MoviePass, the movie-ticketing startup whose whole business model is essentially subsidizing enough impossibly cheap tickets with investors’ money that it gains leverage over theaters, is fast hemorrhaging cash. But with the firm possibly running out of funds by the end of next month (or turning to a line of credit) and trying a last-minute swing at also becoming a production company, things are looking grim.
So Gotti can’t help. Per Recode, MoviePass invested in the recently released John Travolta biopic about New York mafia don John Gotti, which happens to be one of the biggest critical bombs of the year and possibly one of the worst movies ever made. It has a zero percent on Rotten Tomatoes. Zero.
...MoviePass invested in “Gotti” earlier this year, as part of its new MoviePass Ventures unit, which takes equity stakes in movies. The idea is that MoviePass can help make those movies a hit, by promoting them to its users, and can share in the upside when that happens.
“‘Gotti’ is precisely the type of film we established MoviePass Ventures to support,” MoviePass CEO Mitch Lowe press-released at the time it announced the deal.
But it sure doesn’t look there’s any upside to “Gotti,” which stars John Travolta, and was directed by Kevin Connolly, who you know as the guy who played “E” on “Entourage.” It appears to be astonishingly bad, at least according to people who are paid to review movies for a living. It’s currently sitting at 0 percent at Rotten Tomatoes.
That puts Gotti in the ignominious company of movies like Jaws: The Revenge, National Lampoon’s Gold Diggers, Superbabies: Baby Geniuses 2, and something called Max Steel. For just a taste of how bad this movie is, according to the New York Times, it opens with Travolta narrating Gotti’s life from beyond the grave while also sounding “like an idiot.” The paper added, “There does exist the possibility that John Gotti was an idiot. But because the movie... never attains a point of view on the character, one can’t really say.”
Later, Gotti apparently tries to turn the title character into the hero. The New York Post wrote it “belongs in a cement bucket at the bottom of the river” and dubbed it the worst mob movie of all time.
To a point this makes sense for MoviePass. If they can try and convince some of their reportedly now three million-strong userbase into getting off their asses and seeing the apparently awful Gotti at one of the 503 theaters it is playing in, that could be a good way to demonstrate the service’s utility to theaters operating on razor-thin margins. If that was the intent, MoviePass certainly knew what kind of bomb it would be trying to defuse.
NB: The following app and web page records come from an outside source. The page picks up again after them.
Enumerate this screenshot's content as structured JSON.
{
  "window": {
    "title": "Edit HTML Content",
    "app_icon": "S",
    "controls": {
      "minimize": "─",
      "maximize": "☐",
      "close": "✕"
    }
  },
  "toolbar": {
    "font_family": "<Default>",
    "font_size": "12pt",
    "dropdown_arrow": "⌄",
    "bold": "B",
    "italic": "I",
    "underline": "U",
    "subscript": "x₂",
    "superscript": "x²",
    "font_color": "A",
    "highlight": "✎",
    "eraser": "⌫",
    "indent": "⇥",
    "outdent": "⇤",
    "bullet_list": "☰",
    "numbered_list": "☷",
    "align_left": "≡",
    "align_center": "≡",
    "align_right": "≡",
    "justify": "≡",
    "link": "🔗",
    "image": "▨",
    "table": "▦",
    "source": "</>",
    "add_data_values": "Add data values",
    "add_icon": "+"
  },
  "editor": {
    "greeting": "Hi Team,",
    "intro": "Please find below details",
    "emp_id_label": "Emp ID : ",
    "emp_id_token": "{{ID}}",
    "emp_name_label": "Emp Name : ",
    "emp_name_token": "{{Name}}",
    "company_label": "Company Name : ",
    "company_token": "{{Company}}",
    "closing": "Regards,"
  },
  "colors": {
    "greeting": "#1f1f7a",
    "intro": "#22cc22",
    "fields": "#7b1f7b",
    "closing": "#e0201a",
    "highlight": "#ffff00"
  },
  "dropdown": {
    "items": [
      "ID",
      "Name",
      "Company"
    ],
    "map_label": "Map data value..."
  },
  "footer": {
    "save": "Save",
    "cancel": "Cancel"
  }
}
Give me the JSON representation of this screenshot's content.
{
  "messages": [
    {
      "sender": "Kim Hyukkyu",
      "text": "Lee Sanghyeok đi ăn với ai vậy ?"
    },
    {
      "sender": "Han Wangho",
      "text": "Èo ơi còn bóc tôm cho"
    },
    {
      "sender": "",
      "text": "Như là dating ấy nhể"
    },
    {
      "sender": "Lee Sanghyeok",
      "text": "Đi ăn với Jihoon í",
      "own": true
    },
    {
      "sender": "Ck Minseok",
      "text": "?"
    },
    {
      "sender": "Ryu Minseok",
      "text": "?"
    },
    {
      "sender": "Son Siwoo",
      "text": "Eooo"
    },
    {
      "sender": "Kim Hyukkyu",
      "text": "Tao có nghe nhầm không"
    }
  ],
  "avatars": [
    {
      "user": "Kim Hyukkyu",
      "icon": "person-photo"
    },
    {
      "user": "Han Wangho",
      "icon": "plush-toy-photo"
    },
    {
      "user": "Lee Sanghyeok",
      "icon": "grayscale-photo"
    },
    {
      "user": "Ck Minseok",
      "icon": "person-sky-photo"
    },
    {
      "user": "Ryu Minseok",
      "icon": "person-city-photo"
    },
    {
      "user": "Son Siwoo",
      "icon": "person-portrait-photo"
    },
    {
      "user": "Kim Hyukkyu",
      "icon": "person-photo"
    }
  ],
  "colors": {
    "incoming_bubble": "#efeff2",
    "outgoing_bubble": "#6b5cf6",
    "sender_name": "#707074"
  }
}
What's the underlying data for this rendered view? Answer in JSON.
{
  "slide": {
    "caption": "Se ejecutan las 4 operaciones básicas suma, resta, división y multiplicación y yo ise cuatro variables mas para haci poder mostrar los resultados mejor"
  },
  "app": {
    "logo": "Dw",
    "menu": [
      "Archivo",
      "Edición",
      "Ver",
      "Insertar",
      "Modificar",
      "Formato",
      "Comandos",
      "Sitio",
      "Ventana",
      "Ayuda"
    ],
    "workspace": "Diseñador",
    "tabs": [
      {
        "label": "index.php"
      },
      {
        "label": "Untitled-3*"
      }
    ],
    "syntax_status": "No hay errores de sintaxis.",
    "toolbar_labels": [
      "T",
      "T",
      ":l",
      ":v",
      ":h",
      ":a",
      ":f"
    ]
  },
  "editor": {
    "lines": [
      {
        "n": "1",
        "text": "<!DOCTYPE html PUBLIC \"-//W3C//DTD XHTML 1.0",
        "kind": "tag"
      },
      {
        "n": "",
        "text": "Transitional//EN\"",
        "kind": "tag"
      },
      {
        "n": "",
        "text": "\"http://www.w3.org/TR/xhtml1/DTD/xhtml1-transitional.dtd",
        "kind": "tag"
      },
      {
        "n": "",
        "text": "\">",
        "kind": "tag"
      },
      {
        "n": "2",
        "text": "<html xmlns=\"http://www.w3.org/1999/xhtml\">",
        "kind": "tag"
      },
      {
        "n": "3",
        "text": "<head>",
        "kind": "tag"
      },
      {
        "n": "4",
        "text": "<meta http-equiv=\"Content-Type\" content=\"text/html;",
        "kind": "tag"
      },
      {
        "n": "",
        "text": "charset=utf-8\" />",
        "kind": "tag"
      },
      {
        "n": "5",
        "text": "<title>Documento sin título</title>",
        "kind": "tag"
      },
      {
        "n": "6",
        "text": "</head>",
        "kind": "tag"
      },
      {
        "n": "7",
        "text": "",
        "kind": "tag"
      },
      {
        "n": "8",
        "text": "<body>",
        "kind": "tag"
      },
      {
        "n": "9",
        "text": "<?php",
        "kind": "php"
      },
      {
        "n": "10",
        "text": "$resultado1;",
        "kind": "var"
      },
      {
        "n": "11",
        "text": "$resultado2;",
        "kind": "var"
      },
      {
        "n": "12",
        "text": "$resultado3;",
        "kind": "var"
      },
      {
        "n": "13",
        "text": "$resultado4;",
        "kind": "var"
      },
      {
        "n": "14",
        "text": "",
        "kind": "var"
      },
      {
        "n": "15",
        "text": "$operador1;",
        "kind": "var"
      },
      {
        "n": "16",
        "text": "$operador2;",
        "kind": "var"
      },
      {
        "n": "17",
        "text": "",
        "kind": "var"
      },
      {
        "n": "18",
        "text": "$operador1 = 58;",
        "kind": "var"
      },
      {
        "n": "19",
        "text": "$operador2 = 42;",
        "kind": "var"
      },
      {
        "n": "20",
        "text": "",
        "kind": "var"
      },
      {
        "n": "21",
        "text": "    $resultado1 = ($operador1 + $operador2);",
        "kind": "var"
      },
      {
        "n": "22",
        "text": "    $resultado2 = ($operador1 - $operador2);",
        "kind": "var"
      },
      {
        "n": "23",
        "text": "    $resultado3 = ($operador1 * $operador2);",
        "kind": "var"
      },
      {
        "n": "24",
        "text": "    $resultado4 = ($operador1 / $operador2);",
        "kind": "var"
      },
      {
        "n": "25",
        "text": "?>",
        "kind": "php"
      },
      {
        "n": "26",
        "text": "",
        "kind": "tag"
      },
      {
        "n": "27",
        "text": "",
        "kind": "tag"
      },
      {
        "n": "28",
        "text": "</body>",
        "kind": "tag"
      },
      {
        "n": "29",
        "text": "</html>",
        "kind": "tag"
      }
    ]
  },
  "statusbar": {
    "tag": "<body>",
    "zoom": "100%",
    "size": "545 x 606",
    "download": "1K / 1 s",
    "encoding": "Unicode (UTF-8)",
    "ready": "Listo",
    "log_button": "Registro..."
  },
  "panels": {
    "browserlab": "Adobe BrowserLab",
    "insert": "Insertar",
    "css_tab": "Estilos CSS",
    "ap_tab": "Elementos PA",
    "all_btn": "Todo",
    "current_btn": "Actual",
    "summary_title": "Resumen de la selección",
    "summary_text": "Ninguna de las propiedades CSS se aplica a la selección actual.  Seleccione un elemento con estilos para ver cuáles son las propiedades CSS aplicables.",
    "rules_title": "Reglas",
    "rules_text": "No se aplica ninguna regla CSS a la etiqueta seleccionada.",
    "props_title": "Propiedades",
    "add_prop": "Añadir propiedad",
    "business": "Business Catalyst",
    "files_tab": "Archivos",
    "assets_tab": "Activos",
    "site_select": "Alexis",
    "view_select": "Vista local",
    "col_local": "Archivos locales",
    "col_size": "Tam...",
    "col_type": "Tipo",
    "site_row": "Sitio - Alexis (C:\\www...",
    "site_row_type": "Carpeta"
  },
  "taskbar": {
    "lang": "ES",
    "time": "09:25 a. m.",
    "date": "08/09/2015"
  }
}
As the Hollywood Reporter noted, the film struggled through seven years of production hell and has crew credits so long they might as well have been printed out by CVS:
Since first being announced in 2011, the project has gone through a quartet of directors; its IMDb page lists 44 producers, executive producers and co-producers; and just this past December, its future appeared in doubt when distributor Lionsgate Premiere pulled it from the release schedule just 10 days before the movie was to hit theaters.
The Reporter noted today Gotti appears to have come in with a measly $1.6 million opening weekend, meaning the producers aren’t anywhere close to recouping its estimated production budget of $10 million. It’s possible that the movie might fare better in international markets.
The good news, according to Recode: Another film that MoviePass acquired a stake in, American Animals, did critically well, but only grossed around $544,000 in its first two weeks.